Let’s consider what happens to each of these reactive components in a condition of discharge: that is, when energy is being released from the capacitor or inductor to be dissipated in the form of heat by a resistor:
In either case, heat dissipated by the resistor constitutes energy leaving the circuit, and as a consequence the reactive component loses its store of energy over time, resulting in a measurable decrease of either voltage (capacitor) or current (inductor) expressed on the graph. The more power dissipated by the resistor, the faster this discharging action will occur, because power is by definition the rate of energy transfer over time.
Therefore, a transient circuit’s time constant will be dependent upon the resistance of the circuit. Of course, it is also dependent upon the size (storage capacity) of the reactive component, but since the relationship of resistance to a time constant is the issue of this section, we’ll focus on the effects of resistance alone. A circuit’s time constant will be less (faster discharging rate) if the resistance value is such that it maximizes power dissipation (rate of energy transfer into heat).
For a capacitive circuit where stored energy manifests itself in the form of a voltage, this means the resistor must have a low resistance value so as to maximize current for any given amount of voltage (given voltage times high current equals high power). For an inductive circuit where stored energy manifests itself in the form of a current, this means the resistor must have a high resistance value so as to maximize voltage drop for any given amount of current (given current times high voltage equals high power).
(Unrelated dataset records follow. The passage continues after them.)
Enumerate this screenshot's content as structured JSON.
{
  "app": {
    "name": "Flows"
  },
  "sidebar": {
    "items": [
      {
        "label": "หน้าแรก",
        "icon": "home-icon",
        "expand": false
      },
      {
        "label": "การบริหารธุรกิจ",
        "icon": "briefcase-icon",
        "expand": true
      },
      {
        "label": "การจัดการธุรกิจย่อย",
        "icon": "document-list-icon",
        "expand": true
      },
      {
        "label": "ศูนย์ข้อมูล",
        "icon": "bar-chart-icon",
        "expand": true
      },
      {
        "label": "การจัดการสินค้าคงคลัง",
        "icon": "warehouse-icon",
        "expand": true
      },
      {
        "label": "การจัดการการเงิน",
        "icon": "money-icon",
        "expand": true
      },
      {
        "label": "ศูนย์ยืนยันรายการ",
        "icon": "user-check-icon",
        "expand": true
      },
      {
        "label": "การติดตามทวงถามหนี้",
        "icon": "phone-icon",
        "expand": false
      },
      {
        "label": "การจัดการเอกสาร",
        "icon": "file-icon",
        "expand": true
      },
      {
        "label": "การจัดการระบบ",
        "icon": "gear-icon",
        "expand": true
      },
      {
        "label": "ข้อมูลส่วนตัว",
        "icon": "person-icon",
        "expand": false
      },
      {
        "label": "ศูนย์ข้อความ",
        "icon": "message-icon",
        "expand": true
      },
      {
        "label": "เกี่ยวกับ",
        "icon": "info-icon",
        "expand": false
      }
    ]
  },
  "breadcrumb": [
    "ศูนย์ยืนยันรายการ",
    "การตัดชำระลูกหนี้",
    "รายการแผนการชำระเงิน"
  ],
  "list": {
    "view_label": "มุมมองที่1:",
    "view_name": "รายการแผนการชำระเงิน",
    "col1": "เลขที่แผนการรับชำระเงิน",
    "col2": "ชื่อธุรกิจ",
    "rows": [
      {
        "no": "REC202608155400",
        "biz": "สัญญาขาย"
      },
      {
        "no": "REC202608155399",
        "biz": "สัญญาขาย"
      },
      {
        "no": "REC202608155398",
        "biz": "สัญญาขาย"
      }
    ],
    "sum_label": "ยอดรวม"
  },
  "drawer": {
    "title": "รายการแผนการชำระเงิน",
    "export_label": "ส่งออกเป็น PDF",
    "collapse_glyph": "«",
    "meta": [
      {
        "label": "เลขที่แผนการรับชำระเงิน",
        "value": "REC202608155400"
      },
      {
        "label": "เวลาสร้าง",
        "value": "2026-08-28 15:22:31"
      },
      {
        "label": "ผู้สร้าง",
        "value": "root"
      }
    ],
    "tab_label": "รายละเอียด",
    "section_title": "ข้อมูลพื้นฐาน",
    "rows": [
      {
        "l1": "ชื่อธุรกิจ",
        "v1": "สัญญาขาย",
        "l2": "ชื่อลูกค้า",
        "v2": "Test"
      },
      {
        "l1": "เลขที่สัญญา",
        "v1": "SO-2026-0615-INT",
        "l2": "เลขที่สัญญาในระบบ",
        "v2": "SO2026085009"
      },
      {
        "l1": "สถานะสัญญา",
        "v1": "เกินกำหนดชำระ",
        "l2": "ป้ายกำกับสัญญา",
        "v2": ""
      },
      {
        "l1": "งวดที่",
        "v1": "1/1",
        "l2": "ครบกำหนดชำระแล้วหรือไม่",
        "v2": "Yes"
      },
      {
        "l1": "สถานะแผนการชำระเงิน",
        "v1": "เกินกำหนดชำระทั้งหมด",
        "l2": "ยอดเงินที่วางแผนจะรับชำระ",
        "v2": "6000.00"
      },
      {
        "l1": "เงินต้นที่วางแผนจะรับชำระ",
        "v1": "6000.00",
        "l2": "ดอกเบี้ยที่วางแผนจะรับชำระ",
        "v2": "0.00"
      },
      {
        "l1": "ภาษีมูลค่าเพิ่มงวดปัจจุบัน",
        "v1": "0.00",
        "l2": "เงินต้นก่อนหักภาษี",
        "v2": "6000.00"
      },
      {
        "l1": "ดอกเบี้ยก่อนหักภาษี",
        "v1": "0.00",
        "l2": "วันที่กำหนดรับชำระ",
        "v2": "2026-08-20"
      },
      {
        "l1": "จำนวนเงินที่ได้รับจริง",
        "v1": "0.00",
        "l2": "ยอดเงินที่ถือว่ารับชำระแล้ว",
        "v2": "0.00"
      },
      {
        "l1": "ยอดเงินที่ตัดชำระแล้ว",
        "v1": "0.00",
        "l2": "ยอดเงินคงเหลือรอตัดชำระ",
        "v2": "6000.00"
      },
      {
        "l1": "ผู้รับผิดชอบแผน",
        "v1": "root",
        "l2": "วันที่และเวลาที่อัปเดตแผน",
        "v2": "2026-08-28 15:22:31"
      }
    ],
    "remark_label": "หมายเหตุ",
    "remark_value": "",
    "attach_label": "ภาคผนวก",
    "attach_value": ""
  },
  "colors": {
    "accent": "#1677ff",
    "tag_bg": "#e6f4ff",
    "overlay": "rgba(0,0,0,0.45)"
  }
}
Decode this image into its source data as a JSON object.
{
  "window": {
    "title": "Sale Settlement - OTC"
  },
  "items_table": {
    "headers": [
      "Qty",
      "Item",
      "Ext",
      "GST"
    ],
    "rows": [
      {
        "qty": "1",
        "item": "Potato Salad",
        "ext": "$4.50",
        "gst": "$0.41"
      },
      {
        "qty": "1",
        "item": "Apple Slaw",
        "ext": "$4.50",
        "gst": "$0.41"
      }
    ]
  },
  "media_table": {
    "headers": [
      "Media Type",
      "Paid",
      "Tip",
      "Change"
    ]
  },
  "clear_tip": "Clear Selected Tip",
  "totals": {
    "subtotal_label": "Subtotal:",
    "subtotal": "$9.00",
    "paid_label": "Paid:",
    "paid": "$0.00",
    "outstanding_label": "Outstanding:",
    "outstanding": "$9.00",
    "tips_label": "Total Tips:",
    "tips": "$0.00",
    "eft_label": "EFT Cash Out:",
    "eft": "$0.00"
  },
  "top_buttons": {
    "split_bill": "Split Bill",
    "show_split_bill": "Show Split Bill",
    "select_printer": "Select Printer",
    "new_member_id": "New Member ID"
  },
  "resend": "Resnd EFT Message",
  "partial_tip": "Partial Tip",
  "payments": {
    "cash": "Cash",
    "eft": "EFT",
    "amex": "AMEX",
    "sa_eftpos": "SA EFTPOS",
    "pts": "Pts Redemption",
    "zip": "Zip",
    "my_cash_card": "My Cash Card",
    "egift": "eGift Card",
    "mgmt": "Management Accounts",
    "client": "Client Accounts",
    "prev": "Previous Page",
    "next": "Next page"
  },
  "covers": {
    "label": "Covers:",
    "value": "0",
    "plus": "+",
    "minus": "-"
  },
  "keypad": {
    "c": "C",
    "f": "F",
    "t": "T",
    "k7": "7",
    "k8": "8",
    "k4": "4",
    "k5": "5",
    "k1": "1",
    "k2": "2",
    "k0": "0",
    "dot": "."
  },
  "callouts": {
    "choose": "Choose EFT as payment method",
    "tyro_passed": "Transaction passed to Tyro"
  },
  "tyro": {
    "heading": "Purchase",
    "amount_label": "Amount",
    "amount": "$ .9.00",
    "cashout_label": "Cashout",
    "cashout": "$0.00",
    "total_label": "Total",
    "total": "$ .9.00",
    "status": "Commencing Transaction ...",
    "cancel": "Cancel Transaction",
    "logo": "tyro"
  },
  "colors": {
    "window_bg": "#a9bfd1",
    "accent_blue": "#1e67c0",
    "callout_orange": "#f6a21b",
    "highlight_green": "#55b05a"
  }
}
This may be analogously understood by considering capacitive and inductive energy storage in mechanical terms. Capacitors, storing energy electrostatically, are reservoirs of potential energy. Inductors, storing energy electromagnetically (electrodynamically), are reservoirs of kinetic energy.
In mechanical terms, potential energy can be illustrated by a suspended mass, while kinetic energy can be illustrated by a moving mass. Consider the following illustration as an analogy of a capacitor:
The cart, sitting at the top of a slope, possesses potential energy due to the influence of gravity and its elevated position on the hill. If we consider the cart’s braking system to be analogous to the resistance of the system and the cart itself to be the capacitor, what resistance value would facilitate rapid release of that potential energy?
Minimum resistance (no brakes) would diminish the cart’s altitude quickest, of course! Without any braking action, the cart will freely roll downhill, thus expending that potential energy as it loses height. With maximum braking action (brakes firmly set), the cart will refuse to roll (or it will roll very slowly) and it will hold its potential energy for a long period of time. Likewise, a capacitive circuit will discharge rapidly if its resistance is low and discharge slowly if its resistance is high.
Now let’s consider a mechanical analogy for an inductor, showing its stored energy in kinetic form:
This time the cart is on level ground, already moving. Its energy is kinetic (motion), not potential (height). Once again if we consider the cart’s braking system to be analogous to circuit resistance and the cart itself to be the inductor, what resistance value would facilitate rapid release of that kinetic energy?
Maximum resistance (maximum braking action) would slow it down quickest, of course! With maximum braking action, the cart will quickly grind to a halt, thus expending its kinetic energy as it slows down. Without any braking action, the cart will be free to roll on indefinitely (barring any other sources of friction like aerodynamic drag and rolling resistance), and it will hold its kinetic energy for a long period of time.
Likewise, an inductive circuit will discharge rapidly if its resistance is high and discharge slowly if its resistance is low.
Hopefully this explanation sheds more light on the subject of time constants and resistance, and why the relationship between the two is opposite for capacitive and inductive circuits.
In Partnership with Infineon
by Luke James
by Jake Hertz